In the heart of the ByWard Market, hundreds took in performances by Indigenous artists. The event also brought out several local entrepreneurs like 11-year-old scrunchies designer Mya Beaudry.  

"I’m honoured to be part of this block party it helps me grow my business,” said Beaudry, the CEO of KOKOM Scrunchies.

"It’s not too often you get to be part of something that’s all Indigenous people," said Kaytlyn Nadjiwon who runs Soft but Sturdy, a bead work jewellery. "A lot of it is already sold out today!"

The event was the first of its kind in the downtown core, taking place during National Indigenous History Month as a way to showcase the culture which has always existed before the arrival of settlers.  

"In order to have reconciliation we have to start building better relationships and the only way to do that is to interact with each other,” said Rae-Anna Whiteduck, one of the Summer Solstice Indigenous Festival ambassadors. "We’re trying to create a space for Indigenous people to feel welcome and also to share part of our culture."

The block party also coincided with the launch of Adaawewigamig, which means place of trade or selling.

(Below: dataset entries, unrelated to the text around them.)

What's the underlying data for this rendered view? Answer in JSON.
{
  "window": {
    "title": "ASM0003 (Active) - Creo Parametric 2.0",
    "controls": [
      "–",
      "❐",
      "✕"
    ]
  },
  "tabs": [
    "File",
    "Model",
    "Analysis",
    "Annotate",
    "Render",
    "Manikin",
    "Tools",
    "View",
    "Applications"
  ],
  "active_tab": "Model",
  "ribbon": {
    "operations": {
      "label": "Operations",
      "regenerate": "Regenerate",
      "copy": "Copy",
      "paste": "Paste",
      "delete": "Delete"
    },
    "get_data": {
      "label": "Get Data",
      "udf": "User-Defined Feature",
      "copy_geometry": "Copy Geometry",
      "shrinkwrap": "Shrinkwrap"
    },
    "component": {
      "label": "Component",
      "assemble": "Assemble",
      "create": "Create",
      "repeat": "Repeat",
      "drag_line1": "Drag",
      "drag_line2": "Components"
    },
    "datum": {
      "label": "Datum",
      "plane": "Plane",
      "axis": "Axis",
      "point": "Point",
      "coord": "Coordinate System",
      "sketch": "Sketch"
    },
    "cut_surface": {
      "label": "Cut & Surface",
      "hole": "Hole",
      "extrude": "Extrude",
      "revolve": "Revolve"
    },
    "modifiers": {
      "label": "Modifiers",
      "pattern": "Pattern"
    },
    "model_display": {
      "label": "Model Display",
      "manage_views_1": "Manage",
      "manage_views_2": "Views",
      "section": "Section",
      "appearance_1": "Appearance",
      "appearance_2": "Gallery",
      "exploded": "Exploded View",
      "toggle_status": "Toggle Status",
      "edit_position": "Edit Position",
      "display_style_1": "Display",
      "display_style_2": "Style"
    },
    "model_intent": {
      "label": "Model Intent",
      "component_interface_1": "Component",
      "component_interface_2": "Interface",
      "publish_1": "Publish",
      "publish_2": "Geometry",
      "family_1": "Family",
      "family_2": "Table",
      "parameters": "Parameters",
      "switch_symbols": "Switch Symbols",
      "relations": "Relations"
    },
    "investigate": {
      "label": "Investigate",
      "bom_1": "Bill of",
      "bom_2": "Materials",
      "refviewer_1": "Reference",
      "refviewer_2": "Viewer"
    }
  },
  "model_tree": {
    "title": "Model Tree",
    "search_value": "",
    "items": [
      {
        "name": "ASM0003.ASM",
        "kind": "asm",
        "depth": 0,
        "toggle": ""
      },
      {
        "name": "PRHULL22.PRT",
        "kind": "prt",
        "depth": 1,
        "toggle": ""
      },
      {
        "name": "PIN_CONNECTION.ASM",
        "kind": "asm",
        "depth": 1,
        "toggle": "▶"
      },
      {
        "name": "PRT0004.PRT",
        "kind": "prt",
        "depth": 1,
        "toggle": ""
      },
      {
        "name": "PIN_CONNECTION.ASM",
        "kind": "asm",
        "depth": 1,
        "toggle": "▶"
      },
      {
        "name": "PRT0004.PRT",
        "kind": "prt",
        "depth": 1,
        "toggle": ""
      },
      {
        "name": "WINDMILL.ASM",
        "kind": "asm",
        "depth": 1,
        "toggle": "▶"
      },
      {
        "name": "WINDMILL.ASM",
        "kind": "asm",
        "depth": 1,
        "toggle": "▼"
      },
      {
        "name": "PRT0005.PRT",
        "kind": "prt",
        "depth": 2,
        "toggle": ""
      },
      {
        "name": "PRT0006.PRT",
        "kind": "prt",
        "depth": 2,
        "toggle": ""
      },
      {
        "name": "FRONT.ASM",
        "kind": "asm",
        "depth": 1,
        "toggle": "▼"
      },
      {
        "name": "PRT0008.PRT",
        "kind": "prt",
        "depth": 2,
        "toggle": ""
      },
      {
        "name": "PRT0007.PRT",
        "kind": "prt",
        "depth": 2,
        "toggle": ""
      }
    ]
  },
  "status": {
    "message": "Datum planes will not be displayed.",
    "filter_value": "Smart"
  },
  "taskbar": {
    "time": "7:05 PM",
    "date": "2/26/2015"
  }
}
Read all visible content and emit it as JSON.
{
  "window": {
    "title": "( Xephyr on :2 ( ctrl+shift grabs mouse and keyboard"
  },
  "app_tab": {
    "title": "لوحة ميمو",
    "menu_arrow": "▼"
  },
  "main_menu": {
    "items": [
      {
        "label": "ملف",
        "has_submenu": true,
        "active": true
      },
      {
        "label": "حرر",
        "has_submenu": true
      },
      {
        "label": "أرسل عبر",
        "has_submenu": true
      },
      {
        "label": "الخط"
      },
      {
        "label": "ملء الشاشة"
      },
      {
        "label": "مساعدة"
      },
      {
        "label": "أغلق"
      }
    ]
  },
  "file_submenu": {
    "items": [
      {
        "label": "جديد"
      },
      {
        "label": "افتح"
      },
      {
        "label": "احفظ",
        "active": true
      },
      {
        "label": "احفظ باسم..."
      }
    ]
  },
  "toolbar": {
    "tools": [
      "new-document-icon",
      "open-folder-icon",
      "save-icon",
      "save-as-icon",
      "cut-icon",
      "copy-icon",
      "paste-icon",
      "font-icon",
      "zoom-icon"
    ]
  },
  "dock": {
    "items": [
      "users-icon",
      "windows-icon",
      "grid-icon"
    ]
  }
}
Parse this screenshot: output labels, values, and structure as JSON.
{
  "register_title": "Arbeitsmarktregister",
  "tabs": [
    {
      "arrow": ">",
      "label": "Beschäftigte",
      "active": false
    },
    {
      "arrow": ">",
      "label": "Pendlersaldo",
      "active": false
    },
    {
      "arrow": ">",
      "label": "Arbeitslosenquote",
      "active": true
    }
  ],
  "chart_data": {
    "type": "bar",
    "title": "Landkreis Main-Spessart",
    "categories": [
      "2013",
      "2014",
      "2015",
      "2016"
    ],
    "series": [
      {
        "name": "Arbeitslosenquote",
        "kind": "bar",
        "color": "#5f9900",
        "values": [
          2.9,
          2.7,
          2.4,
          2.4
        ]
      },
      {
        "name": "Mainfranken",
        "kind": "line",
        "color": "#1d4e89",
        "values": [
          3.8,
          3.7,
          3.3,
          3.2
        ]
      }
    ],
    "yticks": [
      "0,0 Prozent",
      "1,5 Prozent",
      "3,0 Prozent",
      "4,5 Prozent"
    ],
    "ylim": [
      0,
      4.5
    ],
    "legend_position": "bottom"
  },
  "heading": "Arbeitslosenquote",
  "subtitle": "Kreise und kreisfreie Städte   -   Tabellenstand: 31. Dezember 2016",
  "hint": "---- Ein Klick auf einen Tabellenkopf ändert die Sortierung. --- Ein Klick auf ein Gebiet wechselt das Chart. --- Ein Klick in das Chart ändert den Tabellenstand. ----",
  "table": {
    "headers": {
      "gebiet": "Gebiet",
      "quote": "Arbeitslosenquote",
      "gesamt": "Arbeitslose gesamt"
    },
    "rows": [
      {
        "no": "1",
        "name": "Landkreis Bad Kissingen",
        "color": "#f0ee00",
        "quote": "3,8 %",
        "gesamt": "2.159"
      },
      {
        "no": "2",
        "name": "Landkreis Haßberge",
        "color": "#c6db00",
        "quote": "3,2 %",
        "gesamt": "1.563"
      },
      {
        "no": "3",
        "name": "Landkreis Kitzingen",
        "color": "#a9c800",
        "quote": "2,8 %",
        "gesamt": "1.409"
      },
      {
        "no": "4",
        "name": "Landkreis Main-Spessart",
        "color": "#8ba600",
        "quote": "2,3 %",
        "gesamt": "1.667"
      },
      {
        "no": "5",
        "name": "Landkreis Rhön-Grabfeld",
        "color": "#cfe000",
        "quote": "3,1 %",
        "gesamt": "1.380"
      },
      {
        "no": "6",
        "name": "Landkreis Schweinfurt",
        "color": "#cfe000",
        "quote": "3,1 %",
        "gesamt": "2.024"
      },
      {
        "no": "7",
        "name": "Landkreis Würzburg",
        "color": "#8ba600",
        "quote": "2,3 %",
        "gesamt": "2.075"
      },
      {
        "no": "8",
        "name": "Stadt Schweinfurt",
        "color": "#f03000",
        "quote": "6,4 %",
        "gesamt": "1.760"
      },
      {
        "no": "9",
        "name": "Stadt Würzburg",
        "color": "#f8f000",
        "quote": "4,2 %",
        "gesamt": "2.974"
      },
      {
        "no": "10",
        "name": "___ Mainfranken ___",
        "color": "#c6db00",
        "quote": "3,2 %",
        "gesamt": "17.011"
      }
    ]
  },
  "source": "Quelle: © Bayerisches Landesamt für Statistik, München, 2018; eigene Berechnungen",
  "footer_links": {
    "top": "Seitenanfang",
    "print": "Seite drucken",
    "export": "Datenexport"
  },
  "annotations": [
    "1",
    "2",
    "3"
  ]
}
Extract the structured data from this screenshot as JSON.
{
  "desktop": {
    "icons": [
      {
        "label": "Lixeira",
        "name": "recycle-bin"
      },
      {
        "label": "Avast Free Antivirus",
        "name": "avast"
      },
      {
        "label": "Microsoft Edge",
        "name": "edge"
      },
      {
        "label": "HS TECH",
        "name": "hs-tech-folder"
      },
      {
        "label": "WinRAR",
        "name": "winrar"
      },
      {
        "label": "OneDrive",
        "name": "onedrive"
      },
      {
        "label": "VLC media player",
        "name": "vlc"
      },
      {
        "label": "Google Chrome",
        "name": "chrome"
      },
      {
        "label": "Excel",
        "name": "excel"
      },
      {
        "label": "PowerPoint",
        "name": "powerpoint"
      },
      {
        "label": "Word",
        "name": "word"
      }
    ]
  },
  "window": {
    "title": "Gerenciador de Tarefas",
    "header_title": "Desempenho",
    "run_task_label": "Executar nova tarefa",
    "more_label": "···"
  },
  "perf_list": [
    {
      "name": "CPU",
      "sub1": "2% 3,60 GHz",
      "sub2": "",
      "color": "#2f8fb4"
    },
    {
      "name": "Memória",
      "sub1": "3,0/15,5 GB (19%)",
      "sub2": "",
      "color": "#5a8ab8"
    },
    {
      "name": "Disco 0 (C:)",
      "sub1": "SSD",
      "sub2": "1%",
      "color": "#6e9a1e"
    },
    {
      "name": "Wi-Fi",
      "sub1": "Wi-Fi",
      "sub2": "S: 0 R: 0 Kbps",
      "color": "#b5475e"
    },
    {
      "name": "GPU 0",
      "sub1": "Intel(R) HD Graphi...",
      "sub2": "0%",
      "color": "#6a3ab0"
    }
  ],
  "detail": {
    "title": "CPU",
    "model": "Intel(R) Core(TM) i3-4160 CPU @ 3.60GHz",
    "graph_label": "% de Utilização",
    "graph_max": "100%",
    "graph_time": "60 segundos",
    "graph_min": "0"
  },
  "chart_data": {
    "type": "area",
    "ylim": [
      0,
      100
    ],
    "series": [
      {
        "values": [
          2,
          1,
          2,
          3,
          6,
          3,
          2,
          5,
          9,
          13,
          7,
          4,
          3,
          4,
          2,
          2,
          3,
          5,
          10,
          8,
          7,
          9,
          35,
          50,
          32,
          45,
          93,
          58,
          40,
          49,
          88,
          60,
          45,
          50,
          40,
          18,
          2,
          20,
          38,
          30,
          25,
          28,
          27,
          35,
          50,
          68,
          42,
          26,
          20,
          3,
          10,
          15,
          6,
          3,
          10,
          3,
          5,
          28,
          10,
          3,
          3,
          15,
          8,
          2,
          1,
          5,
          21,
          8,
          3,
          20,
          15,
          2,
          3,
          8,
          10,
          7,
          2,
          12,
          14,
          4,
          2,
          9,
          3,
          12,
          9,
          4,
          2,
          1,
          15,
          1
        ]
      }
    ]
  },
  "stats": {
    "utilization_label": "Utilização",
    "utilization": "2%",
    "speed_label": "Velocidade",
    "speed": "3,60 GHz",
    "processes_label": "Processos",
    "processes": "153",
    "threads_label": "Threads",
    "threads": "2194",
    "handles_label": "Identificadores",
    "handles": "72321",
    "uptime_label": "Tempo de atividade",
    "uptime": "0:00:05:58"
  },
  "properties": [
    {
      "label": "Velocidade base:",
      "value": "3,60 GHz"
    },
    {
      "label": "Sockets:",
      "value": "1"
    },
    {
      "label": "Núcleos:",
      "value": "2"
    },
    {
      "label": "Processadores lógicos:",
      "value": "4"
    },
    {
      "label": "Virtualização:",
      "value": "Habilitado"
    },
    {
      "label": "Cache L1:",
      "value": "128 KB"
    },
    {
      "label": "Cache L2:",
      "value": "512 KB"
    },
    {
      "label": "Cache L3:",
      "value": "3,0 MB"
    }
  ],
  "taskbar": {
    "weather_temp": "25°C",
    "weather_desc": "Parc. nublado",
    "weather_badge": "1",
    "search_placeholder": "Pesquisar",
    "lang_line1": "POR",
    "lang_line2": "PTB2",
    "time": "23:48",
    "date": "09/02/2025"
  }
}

The year-round ByWard Market storefront supports Indigenous youth-owned businesses, completely owned and operated by First Nations, Inuit and Metis people.

The space, also offering a community space for Assembly of Seven generations, the group providing a safe space for youth to connect with others and reconnect with their culture. 

"In the community spaces we want to do a lot of workshops," said Gabrielle Fayant, the co-founder of Assembly of Seven Generations. "Colonization has impacted folks so much but now we are starting to bring the space back which is rightfully for Indigenous youth."

Indigenous entrepreneurs and businesses will once again take over William Street on June 21 for National Indigenous People’s Day. For many, it will be another chance to invite more conversation around the rich culture and history of First Nations, Inuit and Metis people.

"It gives me an opportunity to welcome people into our space and acknowledge my ancestors who to trace back their lineage to this territory," said Whiteduck.